Proposed plain packaging of cigarettes in Australia
Australia introduced plain packaging for cigarettes in 2012 Reuters

An international court has ordered the world's largest cigarette company to pay millions of dollars in compensation to the Australian government over its failed bid to overturn the country's plain-packaging laws.

Philip Morris International fought a five-year legal battle with Australia to have the laws scrapped or to have the government pay billions of dollars in damages, arguing that its trademarks were being infringed.

The world-first laws were upheld by the World Trade Organization (WTO), paving the way for them to be adopted in other countries.

The rules, which were introduced by Australia in 2012, barred displays of all tobacco company logos and bright colours on cigarette packets, replacing them with drab colours and grim health warnings.

The Permanent Court of Arbitration, based in Singapore, ruled over the weekend that Philip Morris was liable to pay Australia's legal costs in defending the laws, along with an undisclosed percentage of the arbitration costs.

The US tobacco giant had argued that the amount claimed by the government was unreasonable for a "legal team that consisted primarily of public servants".

It pointed out that Canada and the US had never claimed more than $4.5m and $3m, respectively, in costs and fees in comparable cases.

The exact amount that Philip Morris is liable to pay to the Australian government has not been disclosed, but the Sydney Morning Herald newspaper reported that the compensation amount could be as high as A$50m (£30m).

"The tribunal does not consider that any of these costs claimed by the respondent were unreasonable and should not have been incurred," the court said in its ruling.

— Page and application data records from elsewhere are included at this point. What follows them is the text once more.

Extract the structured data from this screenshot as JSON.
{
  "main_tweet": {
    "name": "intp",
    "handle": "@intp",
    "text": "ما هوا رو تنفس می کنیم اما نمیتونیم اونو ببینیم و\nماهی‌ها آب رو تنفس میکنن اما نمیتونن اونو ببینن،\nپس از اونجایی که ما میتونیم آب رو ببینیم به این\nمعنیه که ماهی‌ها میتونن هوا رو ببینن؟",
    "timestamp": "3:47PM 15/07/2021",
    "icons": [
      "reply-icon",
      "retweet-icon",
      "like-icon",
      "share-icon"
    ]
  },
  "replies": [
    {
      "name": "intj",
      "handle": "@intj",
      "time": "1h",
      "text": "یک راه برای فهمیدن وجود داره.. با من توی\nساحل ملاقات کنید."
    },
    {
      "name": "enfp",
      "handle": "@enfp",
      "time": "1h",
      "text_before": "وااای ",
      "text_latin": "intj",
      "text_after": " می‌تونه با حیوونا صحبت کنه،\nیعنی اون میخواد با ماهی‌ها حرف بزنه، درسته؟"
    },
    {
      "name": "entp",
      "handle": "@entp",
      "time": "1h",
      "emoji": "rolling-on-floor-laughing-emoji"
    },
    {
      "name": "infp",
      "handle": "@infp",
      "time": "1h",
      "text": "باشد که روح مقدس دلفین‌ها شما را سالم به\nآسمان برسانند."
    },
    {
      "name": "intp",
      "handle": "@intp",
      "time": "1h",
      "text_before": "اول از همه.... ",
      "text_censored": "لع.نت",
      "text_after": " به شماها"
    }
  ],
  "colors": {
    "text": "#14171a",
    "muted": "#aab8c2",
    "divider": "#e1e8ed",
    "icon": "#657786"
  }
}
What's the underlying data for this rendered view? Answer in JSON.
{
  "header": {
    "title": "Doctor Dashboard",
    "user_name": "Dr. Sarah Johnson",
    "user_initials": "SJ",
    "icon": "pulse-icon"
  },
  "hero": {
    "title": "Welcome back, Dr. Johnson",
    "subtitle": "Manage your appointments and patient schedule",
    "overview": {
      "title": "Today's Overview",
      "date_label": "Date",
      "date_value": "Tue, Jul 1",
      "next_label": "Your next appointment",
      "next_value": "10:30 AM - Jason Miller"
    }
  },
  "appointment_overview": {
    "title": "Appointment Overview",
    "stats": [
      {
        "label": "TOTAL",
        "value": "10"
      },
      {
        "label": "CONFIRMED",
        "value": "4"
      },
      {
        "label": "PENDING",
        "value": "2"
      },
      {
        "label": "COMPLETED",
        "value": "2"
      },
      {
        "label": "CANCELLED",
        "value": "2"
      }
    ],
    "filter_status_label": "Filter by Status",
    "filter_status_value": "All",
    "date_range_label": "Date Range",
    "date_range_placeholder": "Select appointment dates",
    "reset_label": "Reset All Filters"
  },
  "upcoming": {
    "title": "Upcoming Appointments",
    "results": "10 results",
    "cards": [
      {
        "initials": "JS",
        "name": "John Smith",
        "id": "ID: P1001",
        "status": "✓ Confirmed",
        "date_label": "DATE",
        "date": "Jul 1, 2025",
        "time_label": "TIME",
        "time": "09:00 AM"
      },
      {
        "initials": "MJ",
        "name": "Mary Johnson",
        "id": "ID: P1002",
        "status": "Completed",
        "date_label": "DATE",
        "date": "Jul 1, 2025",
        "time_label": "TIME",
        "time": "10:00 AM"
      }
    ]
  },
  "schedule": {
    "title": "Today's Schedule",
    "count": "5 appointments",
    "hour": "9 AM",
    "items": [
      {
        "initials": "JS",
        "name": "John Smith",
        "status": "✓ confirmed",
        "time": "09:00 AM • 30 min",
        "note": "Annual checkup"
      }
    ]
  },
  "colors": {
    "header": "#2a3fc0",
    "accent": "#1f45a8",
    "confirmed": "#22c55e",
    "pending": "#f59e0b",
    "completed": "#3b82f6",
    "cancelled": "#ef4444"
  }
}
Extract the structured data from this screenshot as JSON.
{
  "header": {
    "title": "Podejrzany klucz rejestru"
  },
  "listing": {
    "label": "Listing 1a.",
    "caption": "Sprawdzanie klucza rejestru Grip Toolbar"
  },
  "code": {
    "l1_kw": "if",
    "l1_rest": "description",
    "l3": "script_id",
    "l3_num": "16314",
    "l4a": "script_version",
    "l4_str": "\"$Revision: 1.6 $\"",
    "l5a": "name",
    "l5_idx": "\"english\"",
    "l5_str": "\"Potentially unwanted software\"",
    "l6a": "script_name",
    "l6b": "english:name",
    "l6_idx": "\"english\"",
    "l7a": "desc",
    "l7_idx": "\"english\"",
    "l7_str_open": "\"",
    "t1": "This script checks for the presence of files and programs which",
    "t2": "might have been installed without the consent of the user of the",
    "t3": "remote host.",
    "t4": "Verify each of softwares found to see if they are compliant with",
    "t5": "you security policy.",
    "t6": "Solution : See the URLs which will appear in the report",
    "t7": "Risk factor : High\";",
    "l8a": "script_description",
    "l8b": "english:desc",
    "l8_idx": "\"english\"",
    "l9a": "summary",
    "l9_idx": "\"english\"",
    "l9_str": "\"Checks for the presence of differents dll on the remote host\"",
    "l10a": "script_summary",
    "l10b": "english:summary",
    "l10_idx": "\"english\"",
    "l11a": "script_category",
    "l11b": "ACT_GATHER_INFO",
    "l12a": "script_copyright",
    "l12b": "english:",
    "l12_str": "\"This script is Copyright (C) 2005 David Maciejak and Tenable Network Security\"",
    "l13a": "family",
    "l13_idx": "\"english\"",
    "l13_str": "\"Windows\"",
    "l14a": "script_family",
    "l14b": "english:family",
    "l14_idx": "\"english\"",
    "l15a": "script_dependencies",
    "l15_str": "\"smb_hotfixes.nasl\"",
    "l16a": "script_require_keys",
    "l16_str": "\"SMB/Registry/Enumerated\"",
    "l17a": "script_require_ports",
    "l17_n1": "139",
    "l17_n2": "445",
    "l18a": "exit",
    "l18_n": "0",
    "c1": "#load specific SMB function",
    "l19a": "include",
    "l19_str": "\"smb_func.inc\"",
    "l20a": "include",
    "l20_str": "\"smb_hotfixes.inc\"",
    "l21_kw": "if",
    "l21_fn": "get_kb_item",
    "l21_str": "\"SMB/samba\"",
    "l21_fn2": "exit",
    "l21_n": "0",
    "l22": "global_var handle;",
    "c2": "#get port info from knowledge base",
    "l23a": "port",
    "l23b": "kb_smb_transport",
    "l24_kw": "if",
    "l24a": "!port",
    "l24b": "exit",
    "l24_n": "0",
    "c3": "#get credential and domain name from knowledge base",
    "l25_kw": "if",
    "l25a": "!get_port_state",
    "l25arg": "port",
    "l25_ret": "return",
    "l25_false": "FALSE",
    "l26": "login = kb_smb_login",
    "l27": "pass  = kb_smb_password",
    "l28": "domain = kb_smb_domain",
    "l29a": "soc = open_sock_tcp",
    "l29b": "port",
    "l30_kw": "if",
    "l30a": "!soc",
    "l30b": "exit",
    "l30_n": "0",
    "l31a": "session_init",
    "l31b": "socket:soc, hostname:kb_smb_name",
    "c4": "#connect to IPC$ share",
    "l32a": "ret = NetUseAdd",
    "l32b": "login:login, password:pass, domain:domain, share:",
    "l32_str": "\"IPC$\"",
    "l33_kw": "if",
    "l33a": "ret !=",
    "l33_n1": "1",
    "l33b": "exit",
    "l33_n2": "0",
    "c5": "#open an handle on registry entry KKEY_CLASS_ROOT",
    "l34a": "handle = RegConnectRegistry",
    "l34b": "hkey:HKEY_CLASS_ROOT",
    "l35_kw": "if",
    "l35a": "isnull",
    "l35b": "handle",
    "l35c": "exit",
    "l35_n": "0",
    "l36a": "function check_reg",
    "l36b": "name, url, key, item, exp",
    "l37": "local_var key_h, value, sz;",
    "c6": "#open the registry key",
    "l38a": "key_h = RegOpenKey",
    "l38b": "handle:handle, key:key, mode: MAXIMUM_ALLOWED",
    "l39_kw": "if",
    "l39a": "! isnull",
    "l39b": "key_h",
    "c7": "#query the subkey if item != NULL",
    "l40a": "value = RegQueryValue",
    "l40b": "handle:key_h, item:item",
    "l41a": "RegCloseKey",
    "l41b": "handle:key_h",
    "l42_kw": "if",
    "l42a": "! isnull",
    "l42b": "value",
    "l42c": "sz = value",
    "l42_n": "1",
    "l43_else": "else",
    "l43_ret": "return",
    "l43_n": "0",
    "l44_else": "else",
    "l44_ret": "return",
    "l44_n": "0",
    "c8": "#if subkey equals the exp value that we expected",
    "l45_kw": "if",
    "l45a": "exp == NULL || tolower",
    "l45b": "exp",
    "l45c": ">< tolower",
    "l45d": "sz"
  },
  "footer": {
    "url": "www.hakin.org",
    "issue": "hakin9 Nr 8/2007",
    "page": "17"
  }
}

"In making this assessment, the tribunal also takes into consideration the significant stakes involved in this dispute in respect of Australia's economic, legal and political framework, and in particular the relevance of the outcome in respect of Australia's policies in matters of public health."